never thought i would like daytona. cars driving on a beach sounded tacky. after over 30 years in florida i finally went to visit on one of my mini-roadtrips to find a future downsize. i like daytona beach very much.
daytona is located 3 to 3.5 hours north of fort lauderdale, about 1 hour to orlando, 2 hours to tampa and an 1.5 hours south of jacksonville. i could have some palms but it is above the frost line so tropical planting is limited. daytona marks the eastern edge of what some urban planners predict will become one of the country's few megapolitan areas, stretching from tampa, though orlando, to daytona.
i came into town through port orange to the south. a very neat & tidy community with lots of landscaping and new buildings on the way into town. turning onto u.s. hwy 1, i immediately came upon a self-service car wash (one of my favorite conveniences) and got all of i-95's bugs off the car. driving up u.s.1, i passed some wonderful old houses right on the highway. i imagine these were built back when u.s.1 was a two lane road and were then set back farther from the highway, before the highway was widened and sidewalks were added. i imagined further that as the area develops, these houses would become professional offices, restored to their former glory rather than being torn down for new & ugly office buildings.
somehow i found myself right in daytona's downtown, so getting around there is easy. the downtown has a lovely restored area of old storefronts, a main street, then a linear park bordering some sort of canal or forking of a river, then a wonderful park with the jackie robinson ballfield, tennis, library, etc and then the halifax river section of the intracoastal waterway. here is downtown daytona...
four bridges make for easy access to the beaches. i didn't go to the beach right away as it was heading towards sunset and i wanted to view the area first. driving through sidestreets i found lots of houses for sale. also i spoke to the residents who were out in their yards or walking their dogs. i came across three hybrid wolves so of course i had to stop and say high. the puppy, about 120 lbs and just over waist high came running right over to me though the parents kept their distance. the owners insisted on bringing me their baby book to share their puppy experience.
here is a typical house for sale in this area. $250k asking price for a 2/1 with small inground pool just a block or two off the beach. i had no idea i could live that close to the beach for that kind of money. this is wonderful living. middle class on the beach. almost oceanfront single family houses for the working class. or for $250k you could also buy a condo with an ocean view. imagine that.
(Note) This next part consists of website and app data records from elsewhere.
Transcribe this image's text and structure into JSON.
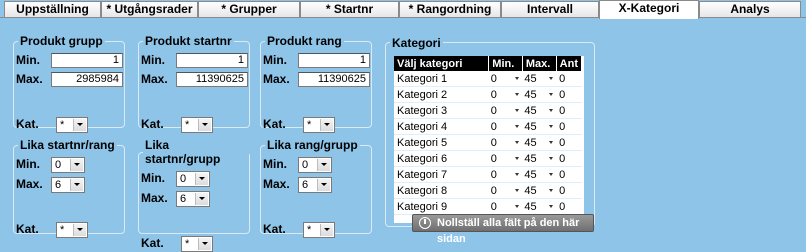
{
  "tabs": [
    {
      "label": "Uppställning"
    },
    {
      "label": "* Utgångsrader"
    },
    {
      "label": "* Grupper"
    },
    {
      "label": "* Startnr"
    },
    {
      "label": "* Rangordning"
    },
    {
      "label": "Intervall"
    },
    {
      "label": "X-Kategori",
      "active": true
    },
    {
      "label": "Analys"
    }
  ],
  "groups": {
    "produkt_grupp": {
      "title": "Produkt grupp",
      "min_label": "Min.",
      "min_value": "1",
      "max_label": "Max.",
      "max_value": "2985984",
      "kat_label": "Kat.",
      "kat_value": "*"
    },
    "produkt_startnr": {
      "title": "Produkt startnr",
      "min_label": "Min.",
      "min_value": "1",
      "max_label": "Max.",
      "max_value": "11390625",
      "kat_label": "Kat.",
      "kat_value": "*"
    },
    "produkt_rang": {
      "title": "Produkt rang",
      "min_label": "Min.",
      "min_value": "1",
      "max_label": "Max.",
      "max_value": "11390625",
      "kat_label": "Kat.",
      "kat_value": "*"
    },
    "lika_startnr_rang": {
      "title": "Lika startnr/rang",
      "min_label": "Min.",
      "min_value": "0",
      "max_label": "Max.",
      "max_value": "6",
      "kat_label": "Kat.",
      "kat_value": "*"
    },
    "lika_startnr_grupp": {
      "title": "Lika startnr/grupp",
      "min_label": "Min.",
      "min_value": "0",
      "max_label": "Max.",
      "max_value": "6",
      "kat_label": "Kat.",
      "kat_value": "*"
    },
    "lika_rang_grupp": {
      "title": "Lika rang/grupp",
      "min_label": "Min.",
      "min_value": "0",
      "max_label": "Max.",
      "max_value": "6",
      "kat_label": "Kat.",
      "kat_value": "*"
    }
  },
  "kategori": {
    "title": "Kategori",
    "headers": {
      "name": "Välj kategori",
      "min": "Min.",
      "max": "Max.",
      "ant": "Ant"
    },
    "rows": [
      {
        "name": "Kategori 1",
        "min": "0",
        "max": "45",
        "ant": "0"
      },
      {
        "name": "Kategori 2",
        "min": "0",
        "max": "45",
        "ant": "0"
      },
      {
        "name": "Kategori 3",
        "min": "0",
        "max": "45",
        "ant": "0"
      },
      {
        "name": "Kategori 4",
        "min": "0",
        "max": "45",
        "ant": "0"
      },
      {
        "name": "Kategori 5",
        "min": "0",
        "max": "45",
        "ant": "0"
      },
      {
        "name": "Kategori 6",
        "min": "0",
        "max": "45",
        "ant": "0"
      },
      {
        "name": "Kategori 7",
        "min": "0",
        "max": "45",
        "ant": "0"
      },
      {
        "name": "Kategori 8",
        "min": "0",
        "max": "45",
        "ant": "0"
      },
      {
        "name": "Kategori 9",
        "min": "0",
        "max": "45",
        "ant": "0"
      }
    ]
  },
  "reset_button": {
    "label": "Nollställ alla fält på den här sidan",
    "icon": "power-icon"
  }
}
that house has been for sale for at least 1 year according to the date stamped on the pictures. it sits high on an old dune and so i would not imagine flood insurance too pricey. a few blocks down i asked another neighbor about wind insurance. he says he is paying just over $5k for $650 worth of house but i could not be sure if he was estimating his house value for giving me the actual value insured. for some reason i felt he gave me his 2005's house value (for reference, here are feb 2007 - feb 2006 delta percent for existing single family $215,500 $228,900 -6 and for existing condos $180,000 $250,000 -28). also the listing shows taxes in 2005 as $466.34, obviously misleading. according to county records, a new owner would pay $5,175/year in taxes.
my downsized window of opportunity would come only if florida changes how it charges property taxes. if i could take my "save our homes" homesteaded exemption with me it would cost me just $1,000/year to live 1 block from the beach. but if i downsize in half now, my costs go up 5 times, so i'd have to downsize out of state or just vagabond it.
as the sun started setting i headed back along the main strip that runs parallel to the beach and found what looked like a decent hotel, a comfort inn. i wound up with the honeymoon suite overlooking the pool & beach for $119/night plus 12.5% taxes. here's my room and view.
this is a truly great beach, a cross between coney island, what fort lauderdale used to be and what miami beach should have been. i've never before seen so much activity on the beach. nature designed it that way. the hard packed white sand slopes ever so gently up from the water so as to create about a 100 foot wide boogy boarding area of inflowing & outflowing thin sheets of ocean. this area is perfect for play. over the hard packed sand is a veneer of red sand which changes patterns with every wave like an etchasketch. it is beautiful. a lifeguard told me the red sands comes in with the tide from points farther north. on a latter drive north i found the farther north you go the more red sand there is.
here is one pattern of the bi-colored sand on daytona beach
this is a picture of the beach from daytona pier. at the pier are all sorts of amusements including arcades, some enclosed bungy looking thing that goes up between two crane towers and even a chair lift-type ride flying you 20 feet over the pier for a sea-gull's eye view of the beach.
and here is a picture of flagler beach pier, two cities north of daytona. note the large patch of red sand on the otherwise white beach.
between daytona and flagler beach is a town called ormond beach where i found small garden-style apartments, condos selling in the $200-400k range right across the street from the beach with no obstruction to their views. also there is a large stretch of state park right on the beach. miles with no buildings on the ocean, try finding that in fort lauderdale.
here is a listing on realtor.com of one of those condos which i happened to notice. it borders the park and i was thinking as i was driving, wouldn't that be a nice place to live (turns out it is not even $200K) http://tinyurl.com/2jg32a
yup, i could live here.